Back in high school I hated “writing tools,” such as the A, B, C, a,b,c outlines that were supposed to help me plan out my term papers.  I resisted them. Now I’m the opposite. Now I’m always on the lookout for new and improved lists, forms, tools, hints, tips or techniques to help me organize my work. I love lists. I love calendars, agendas and notebooks of all sizes, from cheap spirals to expensive Moleskins. ™ Now that Moleskins come in so many great colors, not just black, they are sooo hard to resist. Trouble is, once I write down all my projects in a notebook and close it, I don’t open it again. I thought I’d solved this problem when I bought a stack of little sticky “To Do” lists so I can stick an abbreviated “To Do” list on the cover of the notebook to remind me that there’s more stuff “to do” written down inside. This helps. Sometimes.

I’ve tried clipboards in different colors, too, one for each current project. I even tried hanging them on the wall near my desk. But then I’d forget which was which. Is the blue one for my blog? Or I’d get too lazy to take the clipboard down off the nail to add something else, so papers would end up in a stack on my desk. I dropped that system. Now I have a dozen nail holes in the wall.

I have a friend who keeps telling me to organize it all online, but I know me and I know if it’s not in front of my face, I’ll forget it exists. And don’t even mention using 3 x 5-inch file cards. I use them by the thousands. I have boxes of them. I use them for research notes, for filing “ideas,” and for planning out chapters in books and scenes in a scripts. For a 115-page movie script, I’ll write out the beats on the cards and then lay them out in rows–one file card for each minute of film. I’ll do the very same thing on sheets of paper using the smallest size Post-Its ™, one Post-It for each minute of the story. You can move them around nicely. Or I’ll print out the draft of my script, divide it up and move scenes around on the dining room table (see photo above).

Since you can buy 3×5-inch file cards in different colors, I’ve used colors, too – maybe green for the protagonist, blue for the antagonist, etc., but then I’ll run out of one of the colors and it throws off my whole system. You can also get the Post-It versions of 3 X 5 inch file cards, but when you gather them up they stick together, so that ends that for me. I’ve tried cork bulletin boards and push pins to tack up the file cards, but I have an aversion to cork (it squeaks and feels funny) and I usually end up stepping on a tack barefoot. So forgetaboutit! Recently, I read about an author who swears by 5 x 8-inch file cards for outlining book projects. I tried that too, but I find the cards too big and when I make a mistake on a card and throw it away, it seems wasteful.

Then there’s organizing the old-fashioned way–file cabinets.In my case, that’s gotten out of hand. I have three 4-drawer file cabinets in the garage, one in my office, one in my bedroom closet, a couple of two-drawer file cabinets in the kitchen, and a couple of singles on wheels that I can roll around depending on where I’m sitting.

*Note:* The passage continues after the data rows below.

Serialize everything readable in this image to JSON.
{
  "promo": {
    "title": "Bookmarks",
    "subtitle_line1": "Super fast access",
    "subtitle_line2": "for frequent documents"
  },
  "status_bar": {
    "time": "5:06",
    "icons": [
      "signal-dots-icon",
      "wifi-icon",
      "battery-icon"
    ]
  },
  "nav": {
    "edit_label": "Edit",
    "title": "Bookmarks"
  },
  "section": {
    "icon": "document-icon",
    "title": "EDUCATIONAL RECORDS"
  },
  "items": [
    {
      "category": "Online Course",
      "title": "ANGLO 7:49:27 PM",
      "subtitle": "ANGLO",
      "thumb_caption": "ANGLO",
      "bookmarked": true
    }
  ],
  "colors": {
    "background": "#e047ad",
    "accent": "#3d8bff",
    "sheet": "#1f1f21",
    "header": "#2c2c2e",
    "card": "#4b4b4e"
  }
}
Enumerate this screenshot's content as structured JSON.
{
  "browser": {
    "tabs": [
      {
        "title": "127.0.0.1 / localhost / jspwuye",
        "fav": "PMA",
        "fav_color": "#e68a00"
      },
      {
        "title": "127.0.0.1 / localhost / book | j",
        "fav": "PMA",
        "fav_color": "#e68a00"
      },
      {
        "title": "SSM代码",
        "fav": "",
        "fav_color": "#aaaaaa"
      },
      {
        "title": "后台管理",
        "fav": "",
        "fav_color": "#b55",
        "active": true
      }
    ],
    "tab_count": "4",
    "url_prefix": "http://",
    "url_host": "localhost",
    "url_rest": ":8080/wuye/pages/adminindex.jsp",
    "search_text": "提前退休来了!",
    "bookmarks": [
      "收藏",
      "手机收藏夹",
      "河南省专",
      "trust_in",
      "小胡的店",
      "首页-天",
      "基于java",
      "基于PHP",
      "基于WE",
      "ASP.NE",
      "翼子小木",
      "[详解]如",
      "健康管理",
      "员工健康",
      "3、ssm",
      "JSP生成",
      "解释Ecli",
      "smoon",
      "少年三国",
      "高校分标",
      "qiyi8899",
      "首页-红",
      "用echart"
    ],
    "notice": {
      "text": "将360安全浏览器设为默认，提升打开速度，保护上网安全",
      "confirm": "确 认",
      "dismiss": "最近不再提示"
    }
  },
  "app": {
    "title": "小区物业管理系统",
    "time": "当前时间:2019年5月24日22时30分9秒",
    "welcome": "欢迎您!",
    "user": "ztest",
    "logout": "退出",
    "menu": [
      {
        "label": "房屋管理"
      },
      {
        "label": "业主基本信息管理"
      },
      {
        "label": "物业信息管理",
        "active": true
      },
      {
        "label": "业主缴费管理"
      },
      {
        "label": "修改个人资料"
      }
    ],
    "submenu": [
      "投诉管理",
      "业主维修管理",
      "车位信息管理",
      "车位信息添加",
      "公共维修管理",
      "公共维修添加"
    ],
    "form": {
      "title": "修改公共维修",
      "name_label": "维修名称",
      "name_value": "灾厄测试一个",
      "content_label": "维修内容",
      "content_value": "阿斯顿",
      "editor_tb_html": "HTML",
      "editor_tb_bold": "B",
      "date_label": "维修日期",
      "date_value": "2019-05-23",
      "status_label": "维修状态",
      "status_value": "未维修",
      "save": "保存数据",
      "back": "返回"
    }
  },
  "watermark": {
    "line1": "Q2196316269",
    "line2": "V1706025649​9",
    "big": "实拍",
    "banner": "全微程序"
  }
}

So now which file cabinet is it that contains the material on book proposals? I haven’t a clue. Guess it’s time to re-organize them again.

Just two days ago–for $2.99 on the Red Tag table at Office Depot–I found a cool 9 1/2  x 11 1/2-inch dark blue folder with “Project Organizer” stamped in the cover. Music to my ears! Inside it are ten pocketed sections. I bought it, heart pounding, and rushed home and spent the next two hours slipping papers for ten of my projects into their respective, labeled sections, then I stuck a sticky “To Do” list on each section for tasks I need to attend to in order to complete the job. I love this folder/notebook! I just know it will get me organized. It’s my new toy. I carry it around with me, even to Starbucks..

Recently somebody oh so casually mentioned to me that maybe, just maybe, I should consider that my obsession with finding the perfect way to organize my writing is actually a way of avoiding my writing—and that the impulse I’d had back in high school to skip the outline and just jump in was the right one. But I don’t know…

You think?